Expanders prior to radiation
Expanders are put placed in your breasts even if you are going to receive radiation postoperatively. THe expander acts as a spacer and prevents your breasts from contracting during the radiation period.
Radiation and tissue expanders for breast reconstruction
The short answer is you might be OK especially if Alloderm was used when the expanders were put in since this seems to have a protective effect against capsular contracture, which is the risk with radiation and implants. Wait and see before deciding.
Placement of Tissue Expanders and Radiation therapy.

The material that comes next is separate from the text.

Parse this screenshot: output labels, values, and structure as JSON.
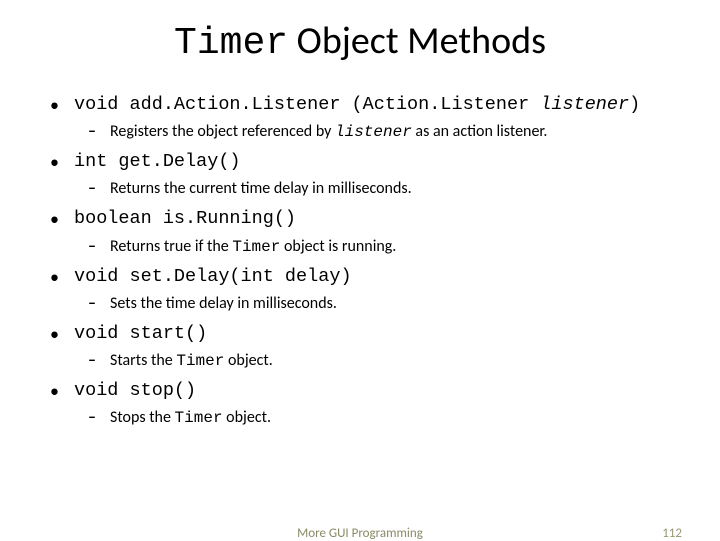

It is not wrong to place a temporary tissue expander implant should you need postoperative radiation therapy. All of my radiation oncologists (trained from our nation's top tertiary care cancer centers) feel comfortable providing radiation therapy when there is an implant in place. In some cases, depending on the tumor location and chest wall anatomy, we may take volume out of the tissue expander implant to facilitate radiation therapy. On even a more rarer occasion, a radiation oncologist may even recommend tissue expander deflation. Perhaps you should get a second opinion with a different radiation oncologist at a different center. And remember, the worse case scenario is that you would have to remove your expander implant which is an in-and-out 15 minute or less procedure. So don't worry, you have many options. Approximately 6-12 months after your radiation treatment, I would generally recommend removal of your temporary radiated implant and definitive delayed reconstruction with your own tissue such s a DIEP or TRAM flap or a latissimus flap + implant procedure. Please review my answers on breast reconstruction and radiation for more information. Best of luck.
Web reference: http://www.breastreconstructionhouston.com
Expanders and radiation
Radiation can cause problems with tissues that are going to be expanded. It often impairs the reconstruction because of the radiation injury. If this happens, other treatment options are available including pedicled flaps like a latissimu dorsi and implant, a TRAM or even a DIEP.
Cosult your breast surgeon, plastic surgeon radiation oncologist, and ALL of them must talk to each other and make a recommendation that best fits your case. All your doctors should communicate with each other to reach a plan of treatment. That is how cancer should be approached. You need to take charge of your medical care and have trust in your team, otherwise seek a second opinion from all the specialties involved.
These answers are for educational purposes and should not be relied upon as a substitute for medical advice you may receive from your physician. If you have a medical emergency, please call 911. These answers do not constitute or initiate a patient/doctor relationship.